Beautiful creature, great shot!
Thanks! We were quite surprised to see it, especially since they are supposed to be nocturnal at this phase in their development.
superb creature..do you mean by your title that it is poisonous to the touch?
Oh yeah. I don’t know from personal experience just how toxic they are, but this is what I found:
“Cutaneous secretions of toxic substances (tetrodotoxin and its analogues 6-epiTTX and 11-oxoTTX) serve as a defense mechanism from potential predators (Webster 1960; Brodie 1968; Hurlburt 1970; Pough 1971; Brandon et al. 1979; Brodie and Formanowicz 1981; Shure et al. 1989). Although the bright coloration of juveniles (red efts) is presumed to be aposematic, one study supported that conclusion by finding that efts were more toxic than non-aposematic adults (Wakely et al. 1966), but a different study found that efts and non-aposematic adults were equally toxic (Yotsu-Yamashita and Mebs 2003).” http://amphibiaweb.org/cgi/amphib_query?where-genus=Notophthalmus&where-species=viridescens&account=amphibiaweb
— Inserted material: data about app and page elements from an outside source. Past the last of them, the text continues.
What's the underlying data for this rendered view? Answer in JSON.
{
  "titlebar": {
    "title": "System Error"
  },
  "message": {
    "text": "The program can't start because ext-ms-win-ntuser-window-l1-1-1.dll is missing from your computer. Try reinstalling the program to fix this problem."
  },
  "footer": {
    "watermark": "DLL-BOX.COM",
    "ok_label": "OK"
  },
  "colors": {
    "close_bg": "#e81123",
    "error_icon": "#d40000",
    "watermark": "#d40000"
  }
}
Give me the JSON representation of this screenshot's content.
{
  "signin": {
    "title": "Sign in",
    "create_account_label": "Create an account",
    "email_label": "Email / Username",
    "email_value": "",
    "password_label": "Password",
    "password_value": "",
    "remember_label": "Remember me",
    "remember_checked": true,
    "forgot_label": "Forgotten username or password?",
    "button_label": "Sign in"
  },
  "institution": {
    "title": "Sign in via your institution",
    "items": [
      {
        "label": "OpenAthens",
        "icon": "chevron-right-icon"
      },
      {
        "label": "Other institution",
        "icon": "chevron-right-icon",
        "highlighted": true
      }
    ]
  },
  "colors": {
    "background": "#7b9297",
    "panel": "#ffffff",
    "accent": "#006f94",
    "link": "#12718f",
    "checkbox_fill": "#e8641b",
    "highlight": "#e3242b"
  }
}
Glorious color, Mitch!
Thank you, Janet! We nearly stepped on the little bugger; he blended in with the fall leaves too well. 🙂
Thank you kindly!
Wow what a colour … hard to miss that little guy.
You would think he would be hard to miss, but we almost did just that. He blended in so well with the fall foliage that Cindy walked right past and I almost stepped directly on him. The only giveaway was movement, and I’m sure he wished he’d never moved once we got finished taking his photo and pestering him.
He sure would blend in with those fall leaves …
What a dramatic find! An absolute beauty!
Thank you for your kind words!